I served as general inspector of the Buda-District between 2006-2012. My involvement of the renewal of our church coincided with my encounter with the sermons of Bishop Lajos Turóczy (1893-1975), which I then also edited in a Hungarian publication. I am also on the board of Túróczy-hagyaték Alapítvány (Foundation for the Legacy of Turóczy). (http://www.turoczy.lutheran.hu). I occasionally preach in my small local Budakeszi Lutheran Congregation, which has now a grand project of building her own church (http://www.evangelikustemplom.hu). Apart from being in critical solidarity with my own Lutheran church, I am open to dialogue in the spirit of American church historian Mark Noll: “Stick to your principles, honor others as made in the image of God, believe you do not have all the truth, and lighten up.”

Beyond the family and the church my further referential context is the university. I have studied English, Library Sciences and Comparative Literature at Eötvös Lóránd University where I graduated in 1980. 'I taught early English literature at the University of Szeged (then Attila József University) between 1980-1994. I was invited to organise and chair the English Department of the newly founded  Pázmány Péter University where I taught until 2007. That year I became full time professor of English literature at Károli Gáspár University of the Reformed Church in Hungary where I have been the leader of the Center for Hermeneutical Research since its foundation in 1993.  I was also employed as a Professor of English Studies at the University of Presov, Slovakia.With various scholarships and invitations I taught pursued research at several Western European and North American Institutions of Higher Education.  I am interested in the theological and philosophical aspects of the relationship between the church and the academia (university) with a special attention of the question of identity of church-related or Christian insitutions in Hungary, Europe and in North America. I publised some articles concerning this issue and am planning to continue this research.
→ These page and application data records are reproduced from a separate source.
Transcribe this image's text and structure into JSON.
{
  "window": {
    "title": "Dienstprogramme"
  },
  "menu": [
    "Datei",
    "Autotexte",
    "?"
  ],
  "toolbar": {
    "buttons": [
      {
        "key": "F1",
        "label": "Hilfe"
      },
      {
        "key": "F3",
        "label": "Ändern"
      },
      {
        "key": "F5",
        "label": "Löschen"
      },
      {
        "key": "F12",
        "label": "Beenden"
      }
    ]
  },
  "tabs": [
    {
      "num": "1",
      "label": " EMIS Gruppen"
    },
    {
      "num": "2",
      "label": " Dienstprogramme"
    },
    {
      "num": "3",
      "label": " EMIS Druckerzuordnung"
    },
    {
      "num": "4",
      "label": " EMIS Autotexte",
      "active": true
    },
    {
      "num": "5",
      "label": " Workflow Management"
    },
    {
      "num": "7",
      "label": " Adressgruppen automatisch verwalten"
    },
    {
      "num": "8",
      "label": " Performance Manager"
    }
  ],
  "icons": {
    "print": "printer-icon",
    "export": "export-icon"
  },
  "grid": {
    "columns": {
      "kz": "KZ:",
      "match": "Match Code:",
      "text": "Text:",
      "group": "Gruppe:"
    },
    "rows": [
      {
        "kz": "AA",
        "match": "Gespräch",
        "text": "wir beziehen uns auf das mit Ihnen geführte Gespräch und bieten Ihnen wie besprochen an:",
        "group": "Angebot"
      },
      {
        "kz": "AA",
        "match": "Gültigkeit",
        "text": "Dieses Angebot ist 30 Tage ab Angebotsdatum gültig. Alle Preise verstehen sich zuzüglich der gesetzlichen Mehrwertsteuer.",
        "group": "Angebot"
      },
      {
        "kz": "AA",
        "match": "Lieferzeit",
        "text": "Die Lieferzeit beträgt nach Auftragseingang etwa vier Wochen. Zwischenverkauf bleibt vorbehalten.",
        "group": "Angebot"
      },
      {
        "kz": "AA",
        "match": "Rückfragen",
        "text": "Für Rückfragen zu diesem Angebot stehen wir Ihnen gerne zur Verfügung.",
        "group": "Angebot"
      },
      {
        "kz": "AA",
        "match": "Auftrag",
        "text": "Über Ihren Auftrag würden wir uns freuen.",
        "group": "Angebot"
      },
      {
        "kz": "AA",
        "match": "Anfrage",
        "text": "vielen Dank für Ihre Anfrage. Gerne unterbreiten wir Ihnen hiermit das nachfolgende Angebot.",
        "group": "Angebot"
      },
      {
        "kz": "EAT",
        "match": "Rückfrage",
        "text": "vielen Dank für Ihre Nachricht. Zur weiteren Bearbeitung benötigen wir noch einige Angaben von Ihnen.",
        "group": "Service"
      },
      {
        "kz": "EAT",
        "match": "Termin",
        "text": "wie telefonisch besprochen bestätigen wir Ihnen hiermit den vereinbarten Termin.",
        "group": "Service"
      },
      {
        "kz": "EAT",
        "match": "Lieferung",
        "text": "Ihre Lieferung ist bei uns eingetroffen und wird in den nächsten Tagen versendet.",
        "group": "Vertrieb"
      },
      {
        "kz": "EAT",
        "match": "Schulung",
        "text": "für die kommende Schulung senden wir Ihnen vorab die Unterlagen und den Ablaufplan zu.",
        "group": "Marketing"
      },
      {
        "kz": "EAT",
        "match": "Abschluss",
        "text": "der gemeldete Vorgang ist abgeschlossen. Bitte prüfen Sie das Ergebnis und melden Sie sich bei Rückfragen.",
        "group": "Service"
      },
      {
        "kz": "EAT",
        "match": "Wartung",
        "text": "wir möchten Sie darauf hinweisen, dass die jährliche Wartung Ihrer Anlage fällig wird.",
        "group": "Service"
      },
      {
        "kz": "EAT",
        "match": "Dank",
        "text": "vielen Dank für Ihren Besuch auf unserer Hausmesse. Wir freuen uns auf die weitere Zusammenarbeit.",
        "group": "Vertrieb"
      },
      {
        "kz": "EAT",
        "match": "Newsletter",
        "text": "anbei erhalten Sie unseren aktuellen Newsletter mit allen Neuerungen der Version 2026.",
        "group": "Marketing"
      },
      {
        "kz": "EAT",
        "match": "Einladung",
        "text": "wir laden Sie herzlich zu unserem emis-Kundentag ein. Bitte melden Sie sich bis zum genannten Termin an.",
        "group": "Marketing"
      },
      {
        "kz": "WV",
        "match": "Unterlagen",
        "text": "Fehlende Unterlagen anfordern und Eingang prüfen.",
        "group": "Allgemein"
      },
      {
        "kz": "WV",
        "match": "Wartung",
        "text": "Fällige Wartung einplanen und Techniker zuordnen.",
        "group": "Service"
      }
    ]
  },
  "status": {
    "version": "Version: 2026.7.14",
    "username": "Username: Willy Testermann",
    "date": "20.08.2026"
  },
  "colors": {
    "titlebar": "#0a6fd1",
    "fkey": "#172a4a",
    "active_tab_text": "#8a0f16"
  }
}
The activity in public life has not been my priority so far. I am not a member of any political party, I am not a „public personality”. However, as a Christian I am concerned with the  relationship of faith and politics and that of the church and the state with special attention of the attitude of church leaders during Communism.  I am not only a citizen of Hungary but a part of the Hungarian nation as a community and I see the church as the „conscience of the state” (Ordass). „We must be provincial in order to be universal said the Canadian litarary critic Northop Frye, a scholar who influenced me. Moreover, it is my Christian conviction that in the public sphere we should recognize the situation of confession (status confessionis) and  that in such cases we should speak up even if making ourselves vulnerable or risking our existence, an attitude which is called parrhesia by the authors of the New Testament. Luther, Milton’s Abdiel, Jonathan Edwards, or Bishop Ordass are my models of this  „deonological” attutitude.